WORK REQUEST: Set down every entry once more, exactly as it appears.

INPUT DATA:
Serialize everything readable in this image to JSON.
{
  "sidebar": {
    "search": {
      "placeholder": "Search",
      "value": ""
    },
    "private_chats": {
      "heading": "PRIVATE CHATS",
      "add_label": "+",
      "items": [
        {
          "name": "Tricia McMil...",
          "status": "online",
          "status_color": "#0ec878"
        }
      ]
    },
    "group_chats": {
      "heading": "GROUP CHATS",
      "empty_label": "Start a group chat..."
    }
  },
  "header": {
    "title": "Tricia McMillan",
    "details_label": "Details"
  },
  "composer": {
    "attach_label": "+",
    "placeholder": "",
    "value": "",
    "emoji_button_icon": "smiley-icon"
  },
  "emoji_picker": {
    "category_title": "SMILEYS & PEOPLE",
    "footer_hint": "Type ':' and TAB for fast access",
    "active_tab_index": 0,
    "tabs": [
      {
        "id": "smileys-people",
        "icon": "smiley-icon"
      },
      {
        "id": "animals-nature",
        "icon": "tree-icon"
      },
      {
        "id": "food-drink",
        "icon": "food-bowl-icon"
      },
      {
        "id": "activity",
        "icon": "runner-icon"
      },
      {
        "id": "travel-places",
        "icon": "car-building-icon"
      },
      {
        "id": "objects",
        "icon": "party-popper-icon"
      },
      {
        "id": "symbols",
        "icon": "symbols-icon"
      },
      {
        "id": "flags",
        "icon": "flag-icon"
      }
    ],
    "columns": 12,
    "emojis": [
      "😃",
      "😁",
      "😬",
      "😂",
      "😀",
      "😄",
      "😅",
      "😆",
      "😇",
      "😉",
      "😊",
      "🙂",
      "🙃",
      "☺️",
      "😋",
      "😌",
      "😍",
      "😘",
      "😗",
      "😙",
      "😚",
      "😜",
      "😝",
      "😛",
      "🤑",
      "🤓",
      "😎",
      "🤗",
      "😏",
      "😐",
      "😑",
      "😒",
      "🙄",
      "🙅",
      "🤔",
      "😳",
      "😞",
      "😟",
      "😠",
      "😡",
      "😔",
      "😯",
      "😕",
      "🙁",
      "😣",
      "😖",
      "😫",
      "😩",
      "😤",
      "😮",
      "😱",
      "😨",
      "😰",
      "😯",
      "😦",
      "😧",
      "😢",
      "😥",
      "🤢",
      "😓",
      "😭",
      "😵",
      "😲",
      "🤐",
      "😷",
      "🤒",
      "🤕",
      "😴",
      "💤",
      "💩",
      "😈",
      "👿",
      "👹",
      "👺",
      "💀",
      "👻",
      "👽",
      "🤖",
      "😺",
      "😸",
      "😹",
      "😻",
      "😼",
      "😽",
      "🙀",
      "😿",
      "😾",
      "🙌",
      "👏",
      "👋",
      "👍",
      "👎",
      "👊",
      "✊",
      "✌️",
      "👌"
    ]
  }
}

YOUR SOLUTION:
Serialize everything readable in this image to JSON.
{
  "sidebar": {
    "search": {
      "placeholder": "Search",
      "value": ""
    },
    "private_chats": {
      "heading": "PRIVATE CHATS",
      "add_label": "+",
      "items": [
        {
          "name": "Tricia McMil...",
          "status": "online",
          "status_color": "#0ec878"
        }
      ]
    },
    "group_chats": {
      "heading": "GROUP CHATS",
      "empty_label": "Start a group chat..."
    }
  },
  "header": {
    "title": "Tricia McMillan",
    "details_label": "Details"
  },
  "composer": {
    "attach_label": "+",
    "placeholder": "",
    "value": "",
    "emoji_button_icon": "smiley-icon"
  },
  "emoji_picker": {
    "category_title": "SMILEYS & PEOPLE",
    "footer_hint": "Type ':' and TAB for fast access",
    "active_tab_index": 0,
    "tabs": [
      {
        "id": "smileys-people",
        "icon": "smiley-icon"
      },
      {
        "id": "animals-nature",
        "icon": "tree-icon"
      },
      {
        "id": "food-drink",
        "icon": "food-bowl-icon"
      },
      {
        "id": "activity",
        "icon": "runner-icon"
      },
      {
        "id": "travel-places",
        "icon": "car-building-icon"
      },
      {
        "id": "objects",
        "icon": "party-popper-icon"
      },
      {
        "id": "symbols",
        "icon": "symbols-icon"
      },
      {
        "id": "flags",
        "icon": "flag-icon"
      }
    ],
    "columns": 12,
    "emojis": [
      "😃",
      "😁",
      "😬",
      "😂",
      "😀",
      "😄",
      "😅",
      "😆",
      "😇",
      "😉",
      "😊",
      "🙂",
      "🙃",
      "☺️",
      "😋",
      "😌",
      "😍",
      "😘",
      "😗",
      "😙",
      "😚",
      "😜",
      "😝",
      "😛",
      "🤑",
      "🤓",
      "😎",
      "🤗",
      "😏",
      "😐",
      "😑",
      "😒",
      "🙄",
      "🙅",
      "🤔",
      "😳",
      "😞",
      "😟",
      "😠",
      "😡",
      "😔",
      "😯",
      "😕",
      "🙁",
      "😣",
      "😖",
      "😫",
      "😩",
      "😤",
      "😮",
      "😱",
      "😨",
      "😰",
      "😯",
      "😦",
      "😧",
      "😢",
      "😥",
      "🤢",
      "😓",
      "😭",
      "😵",
      "😲",
      "🤐",
      "😷",
      "🤒",
      "🤕",
      "😴",
      "💤",
      "💩",
      "😈",
      "👿",
      "👹",
      "👺",
      "💀",
      "👻",
      "👽",
      "🤖",
      "😺",
      "😸",
      "😹",
      "😻",
      "😼",
      "😽",
      "🙀",
      "😿",
      "😾",
      "🙌",
      "👏",
      "👋",
      "👍",
      "👎",
      "👊",
      "✊",
      "✌️",
      "👌"
    ]
  }
}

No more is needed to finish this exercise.